The halted BASIL-3 study now plans to resume enrolment of patients into the randomised controlled trial, which is comparing balloon angioplasty versus stenting for severe ischaemia in the legs of patients with peripheral arterial disease (PAD). Two of the three trial arms use paclitaxel-coated or -eluting devices.
The update from the investigators summarises the decision to move forward with the trial, stating: “The BASIL-3 team and the HTA met on the 4th June to discuss the future of the trial and the new statement from the MHRA. The Trial Steering Committee, patients and the HTA have all expressed support in re-opening BASIL-3 to recruitment.
“In light of this, we are planning to re-open BASIL-3 to recruitment following ethics approval by mid to late September of this year. We will keep you informed of all new information and actions as to how we will progress with the trial.”
Giving the background for this decision, the update states the trial was suspended to recruitment in December 2018 following a meta-analysis published in the Journal of the American Heart Association, which indicated a trend to increased mortality for PAD patients receiving paclitaxel-coated and -eluting devices. The BASIL-3 statement points out that 89% of the patients in the meta-analysis had intermittent claudication, and not critical limb ischaemia.
“As of the 4th June 2019, the independent Expert Advisory Group (EAG) established by the MHRA released a report stating that the use of paclitaxel-coated balloons and paclitaxel-eluting stents should still be considered in patients with limb threatening ischaemia and specifically states the BASIL-3 trial should consider resuming recruitment,” the BASIL-3 update notes.
“The MHRA have agreed with the EAG, as per the Medical Device Alert (MDA) (MDA/2019/023) released on 4thJune 2019 confirming the use of these devices is still an appropriate option in accordance with NICE guidance for patients with critical limb ischaemia.”
Lastly, the BASIL-3 update also points to the Global Vascular Guidelines, which have released new guidelines on the management of critical limb ischaemia, and in particular highlights a statement from the guidelines on the safety of paclitaxel-eluting devices:
“…the risks and benefits of treatment for CLTI, including drug-eluting devices, need to be examined with appropriately controlled prospective studies that are specific to the CLTI population, the execution of randomised controlled-trials involving PTX-eluting devices in CLTI, with appropriate safety monitoring and regulatory oversight are important to the vascular community.” Page 104S, Conte et al, GVG on management of CLTI June 2019

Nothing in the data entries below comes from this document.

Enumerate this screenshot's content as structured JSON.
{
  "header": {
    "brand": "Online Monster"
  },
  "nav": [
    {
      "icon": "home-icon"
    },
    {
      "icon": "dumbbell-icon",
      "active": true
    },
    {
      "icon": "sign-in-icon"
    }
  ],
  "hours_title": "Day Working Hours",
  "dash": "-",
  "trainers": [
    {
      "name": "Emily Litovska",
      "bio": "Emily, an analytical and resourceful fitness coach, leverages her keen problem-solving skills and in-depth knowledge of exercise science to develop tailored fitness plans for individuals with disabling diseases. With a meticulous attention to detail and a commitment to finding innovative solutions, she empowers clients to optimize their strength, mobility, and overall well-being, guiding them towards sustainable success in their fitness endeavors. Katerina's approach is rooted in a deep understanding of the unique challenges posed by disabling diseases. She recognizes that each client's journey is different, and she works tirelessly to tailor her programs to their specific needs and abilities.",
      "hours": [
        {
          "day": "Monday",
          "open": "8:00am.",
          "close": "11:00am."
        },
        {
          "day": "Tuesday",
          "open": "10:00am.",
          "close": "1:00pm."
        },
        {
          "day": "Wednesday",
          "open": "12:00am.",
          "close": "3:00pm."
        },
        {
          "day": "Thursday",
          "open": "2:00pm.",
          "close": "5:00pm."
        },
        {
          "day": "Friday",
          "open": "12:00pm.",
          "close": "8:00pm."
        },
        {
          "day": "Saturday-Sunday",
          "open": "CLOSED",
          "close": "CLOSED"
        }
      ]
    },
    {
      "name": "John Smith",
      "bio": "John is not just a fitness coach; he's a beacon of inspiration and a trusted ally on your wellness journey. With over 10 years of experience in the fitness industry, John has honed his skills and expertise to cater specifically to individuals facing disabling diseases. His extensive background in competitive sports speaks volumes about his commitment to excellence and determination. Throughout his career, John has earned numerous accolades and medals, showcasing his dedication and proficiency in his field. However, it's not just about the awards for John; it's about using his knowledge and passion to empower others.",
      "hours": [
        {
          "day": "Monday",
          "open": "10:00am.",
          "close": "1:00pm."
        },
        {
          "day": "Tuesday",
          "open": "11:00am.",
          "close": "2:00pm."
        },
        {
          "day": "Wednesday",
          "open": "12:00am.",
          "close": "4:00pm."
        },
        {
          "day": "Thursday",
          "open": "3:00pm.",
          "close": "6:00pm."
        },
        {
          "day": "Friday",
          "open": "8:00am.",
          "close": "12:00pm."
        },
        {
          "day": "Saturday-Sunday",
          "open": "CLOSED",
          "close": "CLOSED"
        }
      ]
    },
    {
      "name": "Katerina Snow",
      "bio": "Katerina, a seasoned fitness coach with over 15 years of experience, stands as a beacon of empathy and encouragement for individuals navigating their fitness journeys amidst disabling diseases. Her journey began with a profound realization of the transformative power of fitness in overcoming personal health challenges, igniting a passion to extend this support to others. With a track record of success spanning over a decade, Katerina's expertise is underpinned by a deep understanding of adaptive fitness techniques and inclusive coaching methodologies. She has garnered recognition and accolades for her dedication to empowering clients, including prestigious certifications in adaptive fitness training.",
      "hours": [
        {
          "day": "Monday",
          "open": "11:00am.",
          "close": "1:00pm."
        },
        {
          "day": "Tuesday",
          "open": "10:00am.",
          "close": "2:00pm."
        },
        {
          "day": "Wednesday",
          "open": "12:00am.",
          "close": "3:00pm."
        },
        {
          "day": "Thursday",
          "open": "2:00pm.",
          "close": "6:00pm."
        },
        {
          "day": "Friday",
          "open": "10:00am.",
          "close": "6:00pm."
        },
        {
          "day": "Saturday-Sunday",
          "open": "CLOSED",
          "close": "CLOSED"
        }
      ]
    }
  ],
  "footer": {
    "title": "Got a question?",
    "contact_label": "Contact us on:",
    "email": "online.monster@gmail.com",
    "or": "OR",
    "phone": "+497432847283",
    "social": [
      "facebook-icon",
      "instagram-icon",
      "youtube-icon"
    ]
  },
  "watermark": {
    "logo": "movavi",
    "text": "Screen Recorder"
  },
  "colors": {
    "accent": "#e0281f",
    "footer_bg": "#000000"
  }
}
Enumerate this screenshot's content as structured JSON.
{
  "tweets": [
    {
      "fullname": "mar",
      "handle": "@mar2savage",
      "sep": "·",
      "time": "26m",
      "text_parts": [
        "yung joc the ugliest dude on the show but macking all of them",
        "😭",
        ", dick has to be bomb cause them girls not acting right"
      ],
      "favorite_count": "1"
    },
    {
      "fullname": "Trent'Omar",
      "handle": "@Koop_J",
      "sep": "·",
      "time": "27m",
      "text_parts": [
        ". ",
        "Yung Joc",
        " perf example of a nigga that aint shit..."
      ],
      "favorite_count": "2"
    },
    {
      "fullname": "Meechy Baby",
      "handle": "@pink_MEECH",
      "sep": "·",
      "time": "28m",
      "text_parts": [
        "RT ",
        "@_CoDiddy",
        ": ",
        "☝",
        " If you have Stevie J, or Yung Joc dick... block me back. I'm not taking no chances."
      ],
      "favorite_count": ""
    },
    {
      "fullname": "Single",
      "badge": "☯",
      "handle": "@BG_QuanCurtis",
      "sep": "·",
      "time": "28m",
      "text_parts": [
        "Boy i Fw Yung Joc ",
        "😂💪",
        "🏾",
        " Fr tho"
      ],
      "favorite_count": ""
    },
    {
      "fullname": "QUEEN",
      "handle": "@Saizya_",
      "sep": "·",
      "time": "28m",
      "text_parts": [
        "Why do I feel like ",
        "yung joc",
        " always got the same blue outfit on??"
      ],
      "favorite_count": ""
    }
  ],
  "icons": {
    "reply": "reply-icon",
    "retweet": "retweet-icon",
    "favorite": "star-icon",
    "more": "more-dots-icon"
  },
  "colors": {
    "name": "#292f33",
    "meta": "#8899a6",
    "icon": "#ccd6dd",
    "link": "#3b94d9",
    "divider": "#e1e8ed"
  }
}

The Global Vascular Guidelines document is endorsed by the Vascular Society of Great Britain and Ireland (VSGBI) and British Society of Interventional Radiology (BSIR). Andrew Bradbury, principal investigator of the BASIL trials, is also one of the three co-editors of the guidelines, representing the World Federation of Vascular Societies.